→ Required action
The answer must be a single number, namely how many lines in the entries below contain the string "Change".

→ Given data
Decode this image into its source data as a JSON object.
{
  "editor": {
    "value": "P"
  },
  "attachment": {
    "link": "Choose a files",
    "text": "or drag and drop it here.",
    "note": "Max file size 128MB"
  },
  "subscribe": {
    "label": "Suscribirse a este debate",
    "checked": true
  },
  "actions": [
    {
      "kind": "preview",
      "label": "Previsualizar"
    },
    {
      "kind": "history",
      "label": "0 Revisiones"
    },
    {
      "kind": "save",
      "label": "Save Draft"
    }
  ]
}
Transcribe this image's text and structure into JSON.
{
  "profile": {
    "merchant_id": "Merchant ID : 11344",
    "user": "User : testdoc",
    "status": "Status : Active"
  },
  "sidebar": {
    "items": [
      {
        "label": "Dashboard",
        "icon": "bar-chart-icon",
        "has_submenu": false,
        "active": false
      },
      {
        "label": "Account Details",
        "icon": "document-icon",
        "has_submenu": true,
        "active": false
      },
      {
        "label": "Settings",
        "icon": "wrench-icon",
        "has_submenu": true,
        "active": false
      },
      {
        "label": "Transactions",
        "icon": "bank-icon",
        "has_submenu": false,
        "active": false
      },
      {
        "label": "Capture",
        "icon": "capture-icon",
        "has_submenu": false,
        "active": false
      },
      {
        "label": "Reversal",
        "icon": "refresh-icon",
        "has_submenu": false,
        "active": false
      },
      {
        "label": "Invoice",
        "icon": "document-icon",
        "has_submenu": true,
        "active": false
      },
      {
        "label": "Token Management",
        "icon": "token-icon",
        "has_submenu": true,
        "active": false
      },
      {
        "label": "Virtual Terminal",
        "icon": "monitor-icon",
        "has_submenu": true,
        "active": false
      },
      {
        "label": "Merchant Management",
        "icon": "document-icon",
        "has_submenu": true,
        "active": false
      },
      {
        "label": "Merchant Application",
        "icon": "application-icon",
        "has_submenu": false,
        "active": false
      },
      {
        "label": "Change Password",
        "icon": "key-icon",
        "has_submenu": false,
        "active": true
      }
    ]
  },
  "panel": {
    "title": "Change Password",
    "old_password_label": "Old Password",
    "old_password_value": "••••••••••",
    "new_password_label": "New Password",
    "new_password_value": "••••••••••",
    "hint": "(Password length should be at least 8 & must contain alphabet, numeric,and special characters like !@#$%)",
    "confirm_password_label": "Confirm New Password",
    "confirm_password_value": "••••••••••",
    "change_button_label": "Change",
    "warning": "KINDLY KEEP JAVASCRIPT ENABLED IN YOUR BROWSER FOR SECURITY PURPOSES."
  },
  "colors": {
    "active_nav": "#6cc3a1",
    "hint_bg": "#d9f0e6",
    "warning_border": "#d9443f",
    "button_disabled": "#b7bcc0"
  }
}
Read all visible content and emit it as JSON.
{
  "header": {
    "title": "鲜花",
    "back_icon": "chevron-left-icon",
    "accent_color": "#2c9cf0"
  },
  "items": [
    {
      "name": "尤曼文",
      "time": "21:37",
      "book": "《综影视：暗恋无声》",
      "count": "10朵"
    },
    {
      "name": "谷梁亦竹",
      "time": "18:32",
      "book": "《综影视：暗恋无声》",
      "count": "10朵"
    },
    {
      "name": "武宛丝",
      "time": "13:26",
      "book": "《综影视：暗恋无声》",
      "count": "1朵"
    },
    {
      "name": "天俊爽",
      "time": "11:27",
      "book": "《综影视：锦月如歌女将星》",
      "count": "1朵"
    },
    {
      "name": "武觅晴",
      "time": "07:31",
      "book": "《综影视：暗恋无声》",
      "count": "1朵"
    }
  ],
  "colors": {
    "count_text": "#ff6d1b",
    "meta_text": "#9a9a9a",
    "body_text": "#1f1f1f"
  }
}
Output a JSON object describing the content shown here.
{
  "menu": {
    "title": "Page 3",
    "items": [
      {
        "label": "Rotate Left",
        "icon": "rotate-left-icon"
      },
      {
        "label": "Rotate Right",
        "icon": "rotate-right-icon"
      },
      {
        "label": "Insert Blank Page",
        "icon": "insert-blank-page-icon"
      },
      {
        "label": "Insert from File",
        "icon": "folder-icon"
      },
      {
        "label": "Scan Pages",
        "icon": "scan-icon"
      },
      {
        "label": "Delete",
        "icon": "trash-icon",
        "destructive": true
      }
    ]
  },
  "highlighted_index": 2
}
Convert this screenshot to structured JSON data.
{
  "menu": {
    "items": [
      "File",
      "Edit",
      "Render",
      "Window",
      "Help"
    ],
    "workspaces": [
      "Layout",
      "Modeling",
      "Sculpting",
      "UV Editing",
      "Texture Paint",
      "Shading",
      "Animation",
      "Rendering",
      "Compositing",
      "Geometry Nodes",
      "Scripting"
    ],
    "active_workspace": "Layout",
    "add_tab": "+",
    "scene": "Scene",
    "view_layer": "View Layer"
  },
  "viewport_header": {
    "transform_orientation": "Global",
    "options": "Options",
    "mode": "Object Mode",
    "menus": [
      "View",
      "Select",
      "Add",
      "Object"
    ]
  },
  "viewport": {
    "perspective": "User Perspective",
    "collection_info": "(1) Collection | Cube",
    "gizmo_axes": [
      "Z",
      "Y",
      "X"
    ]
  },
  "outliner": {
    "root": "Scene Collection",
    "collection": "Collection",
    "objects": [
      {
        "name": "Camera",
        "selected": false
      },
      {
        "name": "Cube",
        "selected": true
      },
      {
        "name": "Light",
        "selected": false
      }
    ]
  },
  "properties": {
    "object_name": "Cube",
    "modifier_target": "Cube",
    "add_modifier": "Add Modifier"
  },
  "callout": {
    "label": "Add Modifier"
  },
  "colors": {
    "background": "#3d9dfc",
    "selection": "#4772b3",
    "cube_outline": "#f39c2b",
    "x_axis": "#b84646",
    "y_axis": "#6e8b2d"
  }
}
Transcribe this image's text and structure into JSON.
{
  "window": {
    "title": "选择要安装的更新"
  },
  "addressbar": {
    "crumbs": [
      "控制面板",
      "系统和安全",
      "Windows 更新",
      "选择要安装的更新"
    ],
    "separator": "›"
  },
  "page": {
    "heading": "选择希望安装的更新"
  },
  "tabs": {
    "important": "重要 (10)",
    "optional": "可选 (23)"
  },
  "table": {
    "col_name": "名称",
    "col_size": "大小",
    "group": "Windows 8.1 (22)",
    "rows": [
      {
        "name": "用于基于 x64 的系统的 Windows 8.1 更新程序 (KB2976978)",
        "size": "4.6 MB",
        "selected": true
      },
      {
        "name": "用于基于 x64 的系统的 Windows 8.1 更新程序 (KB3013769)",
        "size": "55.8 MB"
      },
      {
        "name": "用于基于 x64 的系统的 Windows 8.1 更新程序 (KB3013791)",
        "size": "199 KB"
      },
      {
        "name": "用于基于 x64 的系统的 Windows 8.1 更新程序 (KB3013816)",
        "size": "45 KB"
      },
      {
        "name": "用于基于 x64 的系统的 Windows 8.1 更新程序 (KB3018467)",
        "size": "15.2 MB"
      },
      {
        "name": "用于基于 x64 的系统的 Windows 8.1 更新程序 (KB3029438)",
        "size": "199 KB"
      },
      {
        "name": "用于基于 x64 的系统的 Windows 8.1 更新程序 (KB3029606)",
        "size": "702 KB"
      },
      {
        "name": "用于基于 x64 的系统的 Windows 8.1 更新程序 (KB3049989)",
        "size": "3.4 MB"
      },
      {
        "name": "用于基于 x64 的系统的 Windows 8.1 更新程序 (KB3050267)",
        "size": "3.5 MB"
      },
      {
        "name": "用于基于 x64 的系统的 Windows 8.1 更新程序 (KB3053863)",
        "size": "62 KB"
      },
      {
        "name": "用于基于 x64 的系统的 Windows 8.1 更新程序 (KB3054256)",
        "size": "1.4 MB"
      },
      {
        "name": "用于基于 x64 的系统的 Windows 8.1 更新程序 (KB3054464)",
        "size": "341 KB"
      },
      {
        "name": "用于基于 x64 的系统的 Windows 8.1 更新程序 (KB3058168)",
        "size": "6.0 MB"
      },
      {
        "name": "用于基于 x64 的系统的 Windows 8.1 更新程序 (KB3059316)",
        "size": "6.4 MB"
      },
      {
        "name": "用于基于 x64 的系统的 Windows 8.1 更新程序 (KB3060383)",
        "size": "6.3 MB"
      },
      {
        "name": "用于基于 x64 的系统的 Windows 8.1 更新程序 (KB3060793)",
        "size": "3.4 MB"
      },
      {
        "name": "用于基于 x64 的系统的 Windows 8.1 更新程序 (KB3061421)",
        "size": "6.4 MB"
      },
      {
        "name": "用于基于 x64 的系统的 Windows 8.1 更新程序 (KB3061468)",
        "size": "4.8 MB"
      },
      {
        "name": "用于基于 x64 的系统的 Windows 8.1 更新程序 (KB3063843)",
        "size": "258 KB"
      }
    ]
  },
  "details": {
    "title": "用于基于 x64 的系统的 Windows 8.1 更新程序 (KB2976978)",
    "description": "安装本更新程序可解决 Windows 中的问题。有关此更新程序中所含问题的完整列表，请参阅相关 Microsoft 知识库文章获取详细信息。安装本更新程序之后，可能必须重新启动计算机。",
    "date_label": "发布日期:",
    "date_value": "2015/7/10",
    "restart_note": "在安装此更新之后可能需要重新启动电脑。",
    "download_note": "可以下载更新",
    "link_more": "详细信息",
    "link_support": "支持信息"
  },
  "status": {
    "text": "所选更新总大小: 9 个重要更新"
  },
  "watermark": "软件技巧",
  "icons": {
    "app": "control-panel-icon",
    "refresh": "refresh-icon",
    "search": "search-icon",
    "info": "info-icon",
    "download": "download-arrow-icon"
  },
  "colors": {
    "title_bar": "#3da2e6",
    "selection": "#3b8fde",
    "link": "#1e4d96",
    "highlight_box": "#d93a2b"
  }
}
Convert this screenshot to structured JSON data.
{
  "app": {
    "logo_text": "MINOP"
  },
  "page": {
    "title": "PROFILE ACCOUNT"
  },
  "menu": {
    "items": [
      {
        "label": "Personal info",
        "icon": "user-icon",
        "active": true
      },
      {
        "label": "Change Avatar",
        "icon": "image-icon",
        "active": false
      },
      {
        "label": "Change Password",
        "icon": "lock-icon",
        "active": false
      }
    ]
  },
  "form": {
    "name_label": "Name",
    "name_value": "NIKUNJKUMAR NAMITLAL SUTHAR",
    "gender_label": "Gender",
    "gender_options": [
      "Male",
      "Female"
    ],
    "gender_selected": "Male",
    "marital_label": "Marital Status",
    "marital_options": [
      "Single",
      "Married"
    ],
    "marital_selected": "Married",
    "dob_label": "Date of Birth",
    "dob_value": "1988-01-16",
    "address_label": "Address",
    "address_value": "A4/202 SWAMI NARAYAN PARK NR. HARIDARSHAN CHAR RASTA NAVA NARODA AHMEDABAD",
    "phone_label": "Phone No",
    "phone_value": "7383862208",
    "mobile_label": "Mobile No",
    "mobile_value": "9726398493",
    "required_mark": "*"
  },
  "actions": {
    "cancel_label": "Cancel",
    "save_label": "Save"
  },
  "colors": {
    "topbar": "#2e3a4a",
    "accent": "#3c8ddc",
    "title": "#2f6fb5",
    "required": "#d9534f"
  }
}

→ Response
5